The latest figures suggest the death toll from the crisis in the northern state of Zamfara is rising after the United Nations said lead poisoning in the region had killed at least 400 children between March and October last year.
El Shafii Muhammad Ahmad, project director for Medecines Sans Frontieres (MSF), said reports of 400 deaths "is an under-estimation because many lead-related deaths are never reported and in many cases, these communities attribute them to other factors or deny them altogether."
He said local communities mainly concealed or denied the fatalities and illnesses from lead poisoning for fear that authorities will ban their mining activities, he added.

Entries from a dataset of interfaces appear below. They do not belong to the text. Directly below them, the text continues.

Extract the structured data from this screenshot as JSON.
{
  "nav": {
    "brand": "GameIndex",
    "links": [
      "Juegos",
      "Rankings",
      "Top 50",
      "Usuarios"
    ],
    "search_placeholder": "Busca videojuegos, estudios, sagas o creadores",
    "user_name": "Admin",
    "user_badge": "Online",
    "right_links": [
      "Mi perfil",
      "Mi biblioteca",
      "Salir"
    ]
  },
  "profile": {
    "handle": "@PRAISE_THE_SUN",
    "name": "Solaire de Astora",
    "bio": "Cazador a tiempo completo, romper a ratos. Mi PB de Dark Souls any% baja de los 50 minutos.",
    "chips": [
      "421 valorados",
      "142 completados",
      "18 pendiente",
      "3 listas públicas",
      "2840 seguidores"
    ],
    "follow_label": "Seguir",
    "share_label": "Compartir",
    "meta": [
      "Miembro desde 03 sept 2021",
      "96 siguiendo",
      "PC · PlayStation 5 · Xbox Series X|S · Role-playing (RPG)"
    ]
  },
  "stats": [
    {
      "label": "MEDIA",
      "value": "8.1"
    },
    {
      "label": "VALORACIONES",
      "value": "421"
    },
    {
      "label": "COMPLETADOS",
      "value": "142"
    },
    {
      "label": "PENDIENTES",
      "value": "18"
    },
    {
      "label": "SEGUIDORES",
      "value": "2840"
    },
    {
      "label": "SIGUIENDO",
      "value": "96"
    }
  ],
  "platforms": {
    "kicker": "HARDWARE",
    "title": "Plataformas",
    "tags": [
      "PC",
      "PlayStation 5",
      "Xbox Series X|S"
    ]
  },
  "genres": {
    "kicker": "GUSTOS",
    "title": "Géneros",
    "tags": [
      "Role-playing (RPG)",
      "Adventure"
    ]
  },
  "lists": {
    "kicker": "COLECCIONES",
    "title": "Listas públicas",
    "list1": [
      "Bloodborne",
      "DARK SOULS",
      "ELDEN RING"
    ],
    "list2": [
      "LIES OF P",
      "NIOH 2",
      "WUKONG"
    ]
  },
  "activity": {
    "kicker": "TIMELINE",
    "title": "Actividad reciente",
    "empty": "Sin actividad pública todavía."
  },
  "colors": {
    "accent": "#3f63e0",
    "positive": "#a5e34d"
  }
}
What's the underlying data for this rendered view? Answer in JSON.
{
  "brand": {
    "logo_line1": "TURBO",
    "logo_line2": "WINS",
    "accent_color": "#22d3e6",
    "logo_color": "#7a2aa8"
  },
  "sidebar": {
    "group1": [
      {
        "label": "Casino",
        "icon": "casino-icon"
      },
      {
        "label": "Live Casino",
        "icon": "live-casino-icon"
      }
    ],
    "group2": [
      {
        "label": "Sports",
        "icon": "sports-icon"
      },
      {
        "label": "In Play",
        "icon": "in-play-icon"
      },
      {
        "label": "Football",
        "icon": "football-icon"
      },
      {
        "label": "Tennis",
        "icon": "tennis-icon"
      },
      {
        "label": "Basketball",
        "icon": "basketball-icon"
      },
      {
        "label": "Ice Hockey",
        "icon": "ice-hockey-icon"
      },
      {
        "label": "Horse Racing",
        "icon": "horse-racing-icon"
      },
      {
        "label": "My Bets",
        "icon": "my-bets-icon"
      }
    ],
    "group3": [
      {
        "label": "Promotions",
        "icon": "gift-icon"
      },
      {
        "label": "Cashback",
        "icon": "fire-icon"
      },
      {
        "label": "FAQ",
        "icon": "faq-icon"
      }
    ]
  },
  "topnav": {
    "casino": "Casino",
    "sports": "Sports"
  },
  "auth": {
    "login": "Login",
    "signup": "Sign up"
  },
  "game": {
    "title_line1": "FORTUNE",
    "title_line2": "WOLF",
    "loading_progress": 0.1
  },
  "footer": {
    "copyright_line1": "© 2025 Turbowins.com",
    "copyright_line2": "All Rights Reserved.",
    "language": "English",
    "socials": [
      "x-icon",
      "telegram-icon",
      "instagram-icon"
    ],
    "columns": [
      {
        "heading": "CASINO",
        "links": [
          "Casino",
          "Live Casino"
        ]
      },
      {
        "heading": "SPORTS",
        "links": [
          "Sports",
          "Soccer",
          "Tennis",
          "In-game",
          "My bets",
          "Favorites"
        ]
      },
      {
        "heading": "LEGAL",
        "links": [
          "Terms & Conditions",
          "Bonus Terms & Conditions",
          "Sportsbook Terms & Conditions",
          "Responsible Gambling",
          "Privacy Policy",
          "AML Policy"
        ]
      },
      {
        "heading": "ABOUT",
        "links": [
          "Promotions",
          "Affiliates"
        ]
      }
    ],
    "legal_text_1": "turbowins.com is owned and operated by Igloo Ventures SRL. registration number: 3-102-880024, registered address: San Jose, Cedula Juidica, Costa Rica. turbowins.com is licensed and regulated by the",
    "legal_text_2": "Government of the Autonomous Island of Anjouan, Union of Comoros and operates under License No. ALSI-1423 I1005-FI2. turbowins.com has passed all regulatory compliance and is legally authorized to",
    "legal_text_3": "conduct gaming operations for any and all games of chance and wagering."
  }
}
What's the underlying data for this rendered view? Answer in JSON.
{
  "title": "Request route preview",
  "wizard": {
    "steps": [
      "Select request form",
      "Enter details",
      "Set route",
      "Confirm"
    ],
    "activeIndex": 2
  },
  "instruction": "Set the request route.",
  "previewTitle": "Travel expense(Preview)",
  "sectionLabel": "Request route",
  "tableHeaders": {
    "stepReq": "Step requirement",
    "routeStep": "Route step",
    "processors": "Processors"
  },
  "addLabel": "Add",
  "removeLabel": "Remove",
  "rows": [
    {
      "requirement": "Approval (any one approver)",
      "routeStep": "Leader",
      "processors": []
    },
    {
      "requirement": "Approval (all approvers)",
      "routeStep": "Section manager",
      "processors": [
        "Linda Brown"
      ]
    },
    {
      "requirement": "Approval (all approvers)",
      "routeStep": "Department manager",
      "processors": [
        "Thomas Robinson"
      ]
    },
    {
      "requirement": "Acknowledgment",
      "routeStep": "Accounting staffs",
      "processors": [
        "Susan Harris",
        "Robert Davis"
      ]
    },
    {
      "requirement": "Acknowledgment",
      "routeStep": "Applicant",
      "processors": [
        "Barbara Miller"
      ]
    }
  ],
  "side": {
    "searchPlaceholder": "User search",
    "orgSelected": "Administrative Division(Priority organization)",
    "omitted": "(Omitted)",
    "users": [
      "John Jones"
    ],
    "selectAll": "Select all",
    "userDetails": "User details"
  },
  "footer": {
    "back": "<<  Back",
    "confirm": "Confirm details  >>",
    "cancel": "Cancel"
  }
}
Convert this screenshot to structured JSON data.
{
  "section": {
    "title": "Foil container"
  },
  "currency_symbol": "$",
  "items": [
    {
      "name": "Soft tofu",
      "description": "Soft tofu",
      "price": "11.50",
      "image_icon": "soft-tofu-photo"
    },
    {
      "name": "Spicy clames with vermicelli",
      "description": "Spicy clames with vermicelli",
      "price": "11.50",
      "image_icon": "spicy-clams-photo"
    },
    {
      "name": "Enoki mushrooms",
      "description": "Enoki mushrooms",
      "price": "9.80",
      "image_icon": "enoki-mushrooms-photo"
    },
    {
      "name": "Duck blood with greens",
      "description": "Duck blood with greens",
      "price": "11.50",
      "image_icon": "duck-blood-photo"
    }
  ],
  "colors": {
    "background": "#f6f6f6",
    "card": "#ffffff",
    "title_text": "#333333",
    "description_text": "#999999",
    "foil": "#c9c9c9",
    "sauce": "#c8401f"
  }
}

The environmental implications of illegal mining are quite diverse. The first is that it destroys farmland and distorts the livelihood of agrarian communities. The trenches dug for these mining activities are abandoned after the mining is over. They therefore become death traps and easy entry points for devastating gully erosions.
As was in the case of the communities in Zamfara State, many of these mines are contaminated with impurities. In this case, gold ash was intermingled with deposits of lead. In a few cases, some of the impurities are even radioactive in nature. Impoverished farmers dig up rocks by hand in open mines, but the ore being unearthed around their villages contains high concentrations of lead, contaminating the air, soil and water.
The intoxications were caused by the illegal extraction of ore by villagers, who would transport crushed rock home from the mines to extract the gold.
The soil containing lead deposits would then be haphazardly disposed of, exposing children to inhalation or ingestion.
Excessive lead can cause irreparable damage to the nervous and reproductive systems and the kidneys. It is especially harmful to young children and pregnant women who pass the metal on to fetuses or to babies via breastfeeding.
"The immature body system of children exposed to contaminated soils and gold processing tools tends to rapidly absorb associated lead and in the process poisoning then leading to convulsion, paralysis and even death," NEMA Director General, Muhammad Sani-Sidi, said in a statement on Monday.
A U.N. report earlier this year, based on a joint assessment mission, said high levels of lead pollution were found in soil and mercury levels in the air were nearly 500 times the acceptable limit in some villages in Zamfara.
The report said many children under five and adults tested in the affected areas had "extremely high levels of lead in their blood" while lead limits in drinking water tested exceeded U.N. standards, in at least one case by 10 times.
Reuters,"Lead poisoning kills 400 more Nigerian children", accessed March 7, 2011